directly exposed to the resulting disorder, as it always has been.

In short, the Brexit camp in general and Boris Johnson in particular are missing a great opportunity in Europe. A student and partisan of Winston Churchill, the former mayor of London was qualified to articulate a constructive vision for Britain and the continent. He has failed to understand that the only safe way that Britain can exit from the European Union is not through Brexit – whose consequences for mainland Europe would be dire – but through Euroexit; that is, a Churchillian political union of the continent in close co-operation with the UK.

Instead, in addition to their distortion of the historical record, Johnson and the Brexit camp are committing the cardinal sin of making a decision before they need to. The European Union is not, sadly, a United States of Europe, even though it needs to become one to survive, and is becoming less like one every day. If and when it musters the strength for full political union, there will be plenty of time to leave. Meanwhile, the EU needs all the support that Britain can give it from within.

In 1940, the British forces had been defeated and retreat was the only option. The situation could not be more different today. This is no time to head for the beaches in what will be a legislative Dunkirk of epic proportions, with incalculable consequences not so much for Britain as for the rest of the continent. Unlike in 1940, the United Kingdom is not being forced out of Europe. It has hardly begun to fight there, unless shooting oneself in the foot through Brexit counts as combat. The battle in Britain today is a distraction from the great struggle on the mainland. There is much work to be done in Europe. It is time the British stop tearing themselves apart and return unto the breach once more.

Brendan Simms is a NS contributing writer. His latest book is “Britain’s Europe: a Thousand Years of Conflict and Co-operation” (Allen Lane). He is president of the Project for Democratic Union

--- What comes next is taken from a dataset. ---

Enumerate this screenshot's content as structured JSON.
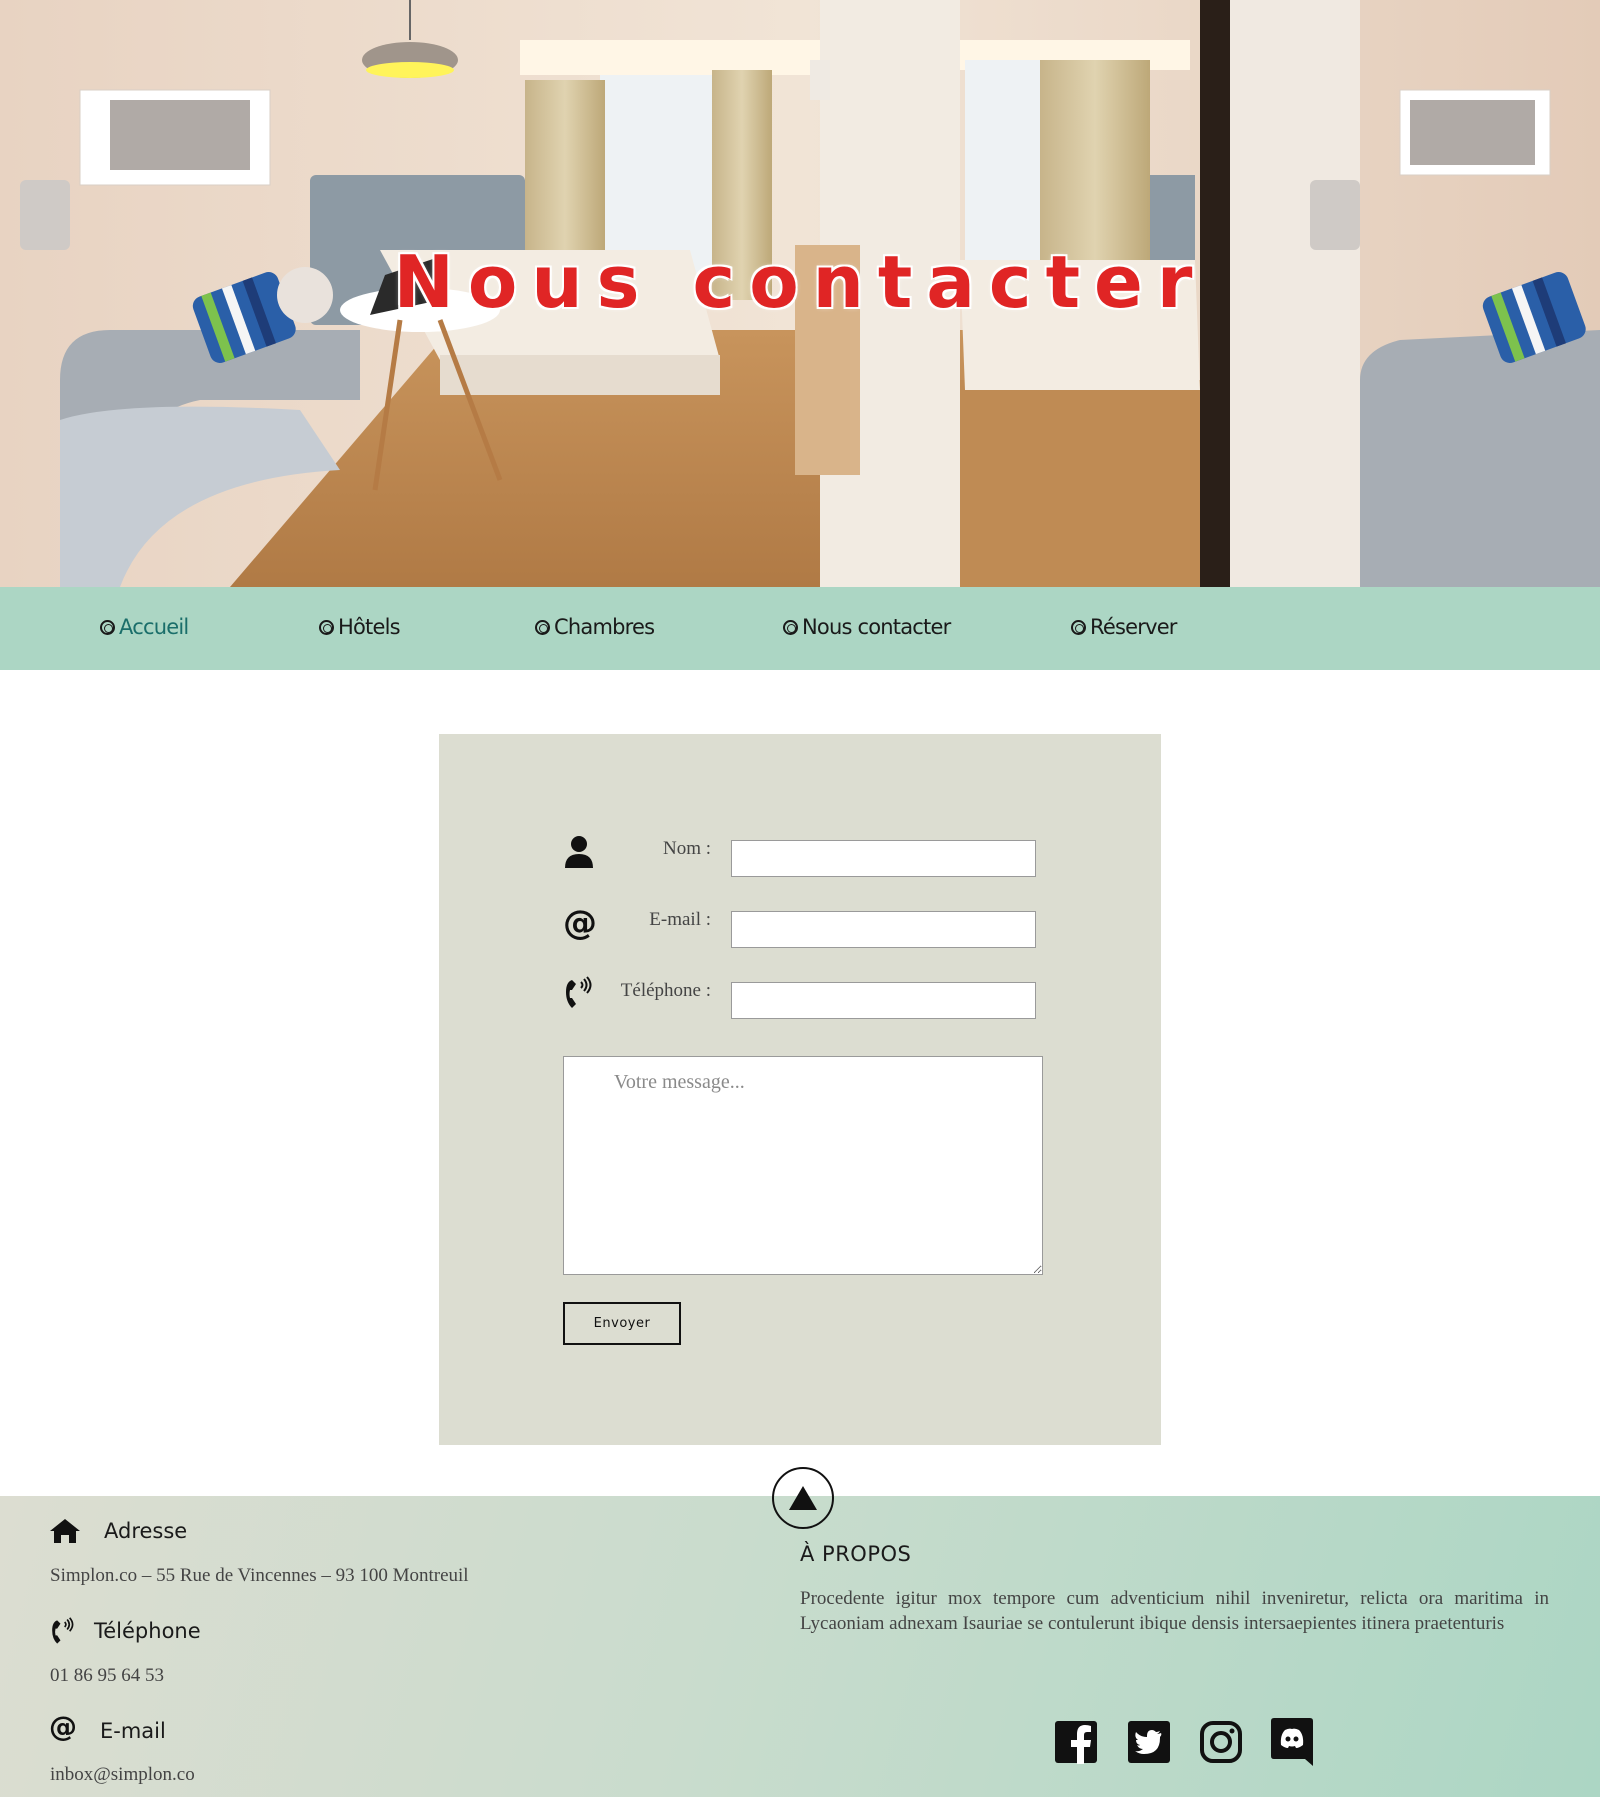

This article first appeared in the 19 May 2016 issue of the New Statesman, The Great Huckster